Summer Recreation: Balancing Interests – Creating Opportunity
The early “August” hot temperatures we have been experiencing impact how we spend our free time. Many people choose to recreate in the North Santiam River Recreation Areas of Marion County. I personally love this area and have actively worked towards helping the communities find ways to improve the livability and protect the environment through updating their infrastructure, such as water and sewer systems. If you live in Salem you should care about the watershed in this area, as it provides the high quality drinking water we all enjoy and much of the water for our important agriculture community.
I thought I’d share a little about my recent field trip(s) to some of these naturally beautiful and great places to cool down when the temps are in the 80s, 90s, and 100s!
First, my love of Detroit Lake began back in 1999, when Judy and I put our boat and trailer up at Kane’s Marina. This weekend we were able to float out on the lake in our boat and swim in the 70 degree water. One evening I watched osprey, and a bald eagle enjoy some fishing in the lake. We were able to do this even as the lake is below 33% of normal because of the winter boat ramp that was completed a few years back and the hard work of Detroit Lake Marina and Kane’s Marinas to move docks to a temporary location for the season. It may be a short season, but the businesses have made the best of it and many citizens are able to enjoy the fruits of their labor.
Second, I took a guided hike into the Opal Creek Recreation and Wilderness Area on Saturday. This area was set aside back in 1996 with a promise from the federal government of a $15 million payment to the impacted timber communities. This payment has yet to materialize, and has made the North Santiam River Canyon one of the main focuses of economic development in Marion County. We will continue to use this broken promise as motivation in seeking grant opportunities for infrastructure in this economically depressed area.
As I walked through this beautiful, historic area, I thought about the importance of the natural resources and the recreational opportunities it provides to our citizens about an hour’s drive away. Water – a natural resource we value and a recreational source creates challenges to keep the place healthy, as was evident on this 90 degree day. The group that sponsored the walk, Opal Creek Ancient Forest Center, owns and operates Jawbone Flats, which is located 3.1 miles from the trail head. Here you can rent cabins, relax and be out of touch with email, cell phones and the busy life -just minutes away. But one of the most important activities they facilitate are outdoor schools for our youth. As I was listening to the presentation enjoying a wonderful home cooked soup, Raquel Moore-Green’s husband Jim stopped in to say hello. He had started at 7:30 that morning and was completing the 14 mile Whetstone Mountain Trail. Later in the day he would be back in Salem at Deepwood enjoying live jazz!

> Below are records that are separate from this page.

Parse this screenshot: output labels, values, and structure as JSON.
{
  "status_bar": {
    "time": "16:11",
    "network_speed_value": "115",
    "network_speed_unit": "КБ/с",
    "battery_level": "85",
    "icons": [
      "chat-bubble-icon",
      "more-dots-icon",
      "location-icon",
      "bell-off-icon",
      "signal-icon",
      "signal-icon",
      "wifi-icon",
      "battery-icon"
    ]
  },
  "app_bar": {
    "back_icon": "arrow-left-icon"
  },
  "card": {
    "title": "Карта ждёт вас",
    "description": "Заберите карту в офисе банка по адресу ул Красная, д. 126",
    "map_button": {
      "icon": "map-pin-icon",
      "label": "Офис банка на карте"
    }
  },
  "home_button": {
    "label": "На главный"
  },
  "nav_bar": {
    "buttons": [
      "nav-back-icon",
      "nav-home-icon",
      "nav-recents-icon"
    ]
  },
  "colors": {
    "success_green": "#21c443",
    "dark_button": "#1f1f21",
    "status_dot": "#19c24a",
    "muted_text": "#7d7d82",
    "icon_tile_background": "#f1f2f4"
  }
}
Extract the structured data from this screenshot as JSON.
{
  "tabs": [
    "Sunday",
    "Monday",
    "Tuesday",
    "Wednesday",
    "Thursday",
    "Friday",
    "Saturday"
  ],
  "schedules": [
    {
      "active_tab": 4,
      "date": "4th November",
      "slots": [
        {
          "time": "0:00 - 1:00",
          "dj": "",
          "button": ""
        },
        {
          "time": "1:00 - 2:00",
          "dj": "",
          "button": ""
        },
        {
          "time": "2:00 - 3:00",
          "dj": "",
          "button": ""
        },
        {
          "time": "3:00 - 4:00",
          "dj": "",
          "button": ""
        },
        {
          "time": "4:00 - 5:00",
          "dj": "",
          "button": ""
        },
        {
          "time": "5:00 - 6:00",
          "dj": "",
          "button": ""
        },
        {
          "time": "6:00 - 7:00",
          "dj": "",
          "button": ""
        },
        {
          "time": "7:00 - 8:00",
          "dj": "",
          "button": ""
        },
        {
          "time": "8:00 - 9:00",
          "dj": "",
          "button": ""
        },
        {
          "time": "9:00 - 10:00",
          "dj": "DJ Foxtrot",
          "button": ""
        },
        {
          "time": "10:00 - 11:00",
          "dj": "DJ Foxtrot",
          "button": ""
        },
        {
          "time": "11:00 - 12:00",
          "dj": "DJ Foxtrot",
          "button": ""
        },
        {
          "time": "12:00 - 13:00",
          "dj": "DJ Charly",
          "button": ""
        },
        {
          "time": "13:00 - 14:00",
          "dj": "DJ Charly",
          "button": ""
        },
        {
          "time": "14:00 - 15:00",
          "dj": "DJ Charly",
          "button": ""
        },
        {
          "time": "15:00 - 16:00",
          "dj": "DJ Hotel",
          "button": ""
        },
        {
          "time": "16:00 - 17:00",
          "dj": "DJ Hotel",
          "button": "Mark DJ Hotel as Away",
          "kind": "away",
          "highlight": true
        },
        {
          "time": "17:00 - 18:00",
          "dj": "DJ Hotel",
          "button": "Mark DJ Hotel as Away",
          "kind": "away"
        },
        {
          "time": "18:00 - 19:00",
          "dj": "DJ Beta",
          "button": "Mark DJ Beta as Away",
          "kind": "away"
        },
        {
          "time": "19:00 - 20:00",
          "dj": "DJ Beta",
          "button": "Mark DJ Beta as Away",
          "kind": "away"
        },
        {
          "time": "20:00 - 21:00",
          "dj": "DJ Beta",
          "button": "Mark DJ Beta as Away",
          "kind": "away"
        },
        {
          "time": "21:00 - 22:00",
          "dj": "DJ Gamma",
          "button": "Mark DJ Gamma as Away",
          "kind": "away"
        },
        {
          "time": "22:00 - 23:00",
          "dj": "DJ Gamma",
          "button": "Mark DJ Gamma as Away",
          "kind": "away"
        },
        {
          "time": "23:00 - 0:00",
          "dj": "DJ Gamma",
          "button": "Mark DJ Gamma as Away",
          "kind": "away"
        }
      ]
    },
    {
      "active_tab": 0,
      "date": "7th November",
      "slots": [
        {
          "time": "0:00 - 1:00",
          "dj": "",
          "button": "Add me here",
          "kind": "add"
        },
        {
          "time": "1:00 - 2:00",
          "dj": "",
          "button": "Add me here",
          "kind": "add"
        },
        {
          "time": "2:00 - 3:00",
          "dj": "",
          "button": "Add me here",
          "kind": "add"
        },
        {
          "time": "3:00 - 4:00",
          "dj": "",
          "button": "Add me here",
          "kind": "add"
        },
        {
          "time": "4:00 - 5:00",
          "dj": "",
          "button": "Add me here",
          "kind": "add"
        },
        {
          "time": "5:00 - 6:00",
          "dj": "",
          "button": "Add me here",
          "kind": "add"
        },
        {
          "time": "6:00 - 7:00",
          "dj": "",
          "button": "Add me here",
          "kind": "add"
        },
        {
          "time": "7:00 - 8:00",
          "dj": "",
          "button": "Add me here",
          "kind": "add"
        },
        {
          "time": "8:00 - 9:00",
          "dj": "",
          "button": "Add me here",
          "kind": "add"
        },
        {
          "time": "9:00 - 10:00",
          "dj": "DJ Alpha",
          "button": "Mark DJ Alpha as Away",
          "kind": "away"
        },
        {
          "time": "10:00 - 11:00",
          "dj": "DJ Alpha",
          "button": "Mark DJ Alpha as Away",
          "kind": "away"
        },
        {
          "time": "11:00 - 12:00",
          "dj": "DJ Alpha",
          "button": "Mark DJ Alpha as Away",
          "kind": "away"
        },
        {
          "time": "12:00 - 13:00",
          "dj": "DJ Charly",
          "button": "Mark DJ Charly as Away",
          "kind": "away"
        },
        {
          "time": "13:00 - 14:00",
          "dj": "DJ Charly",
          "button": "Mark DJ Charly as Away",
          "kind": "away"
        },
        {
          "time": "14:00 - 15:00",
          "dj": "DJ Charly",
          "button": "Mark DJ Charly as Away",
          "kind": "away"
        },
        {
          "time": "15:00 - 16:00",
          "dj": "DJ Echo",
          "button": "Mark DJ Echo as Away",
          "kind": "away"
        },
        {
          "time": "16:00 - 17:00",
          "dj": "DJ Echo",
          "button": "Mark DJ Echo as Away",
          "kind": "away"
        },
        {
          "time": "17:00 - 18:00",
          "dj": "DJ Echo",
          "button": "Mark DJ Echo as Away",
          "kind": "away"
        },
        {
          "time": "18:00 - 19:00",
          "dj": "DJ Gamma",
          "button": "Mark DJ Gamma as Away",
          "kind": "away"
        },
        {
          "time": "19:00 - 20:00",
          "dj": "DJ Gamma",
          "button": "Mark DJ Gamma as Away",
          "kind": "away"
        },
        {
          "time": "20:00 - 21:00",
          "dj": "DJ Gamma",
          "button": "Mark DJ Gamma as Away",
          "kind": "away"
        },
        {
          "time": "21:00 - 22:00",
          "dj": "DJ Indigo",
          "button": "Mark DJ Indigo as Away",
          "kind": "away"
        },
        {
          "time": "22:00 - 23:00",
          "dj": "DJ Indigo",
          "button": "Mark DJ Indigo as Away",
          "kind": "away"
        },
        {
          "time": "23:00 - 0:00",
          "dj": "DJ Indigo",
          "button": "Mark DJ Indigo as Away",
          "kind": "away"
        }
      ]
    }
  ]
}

When I drove down the Forest Service Road to head home, I discovered another one of the very difficult challenges we face with such a popular recreational location on a hot day. The two lane road was barely one lane wide and people coming in and out at the same time presented significant challenges. This experience was perfect timing for the Monday evenings public safety meeting at the Little North Fork Fire Station.
Before the community meeting on Monday evening, I set out and toured other county parks on the little North Fork and North Santiam River. Most people do not even know when they are in a county, BLM, Forest Service or state park. To us as citizens they all have equal value and appeal to make for a healthy life style. As governments, we have our challenges in keeping the environments healthy and safe for all visitors. There were many suggestions that came out of this community meeting and I know our Sheriff’s Office, Public Works, and the Forest Service will be creative in their efforts to improve the quality of recreation in the area. The help of neighbors and citizens will be a big part of the solution. Our public safety teams rely heavily on citizens educating each other and working with deputies in prevention.
As your Marion County Commissioner, I am enjoying this position of service. I know we live in one of the most beautiful areas of the state, country and world. We all value this region and need to work together to make sure we keep it a beautiful place to recreate on these hot summer days! Have fun this summer, stay cool and as Smoky the Bear says, “Only you can prevent forest fires” http://www.smokeybear.com/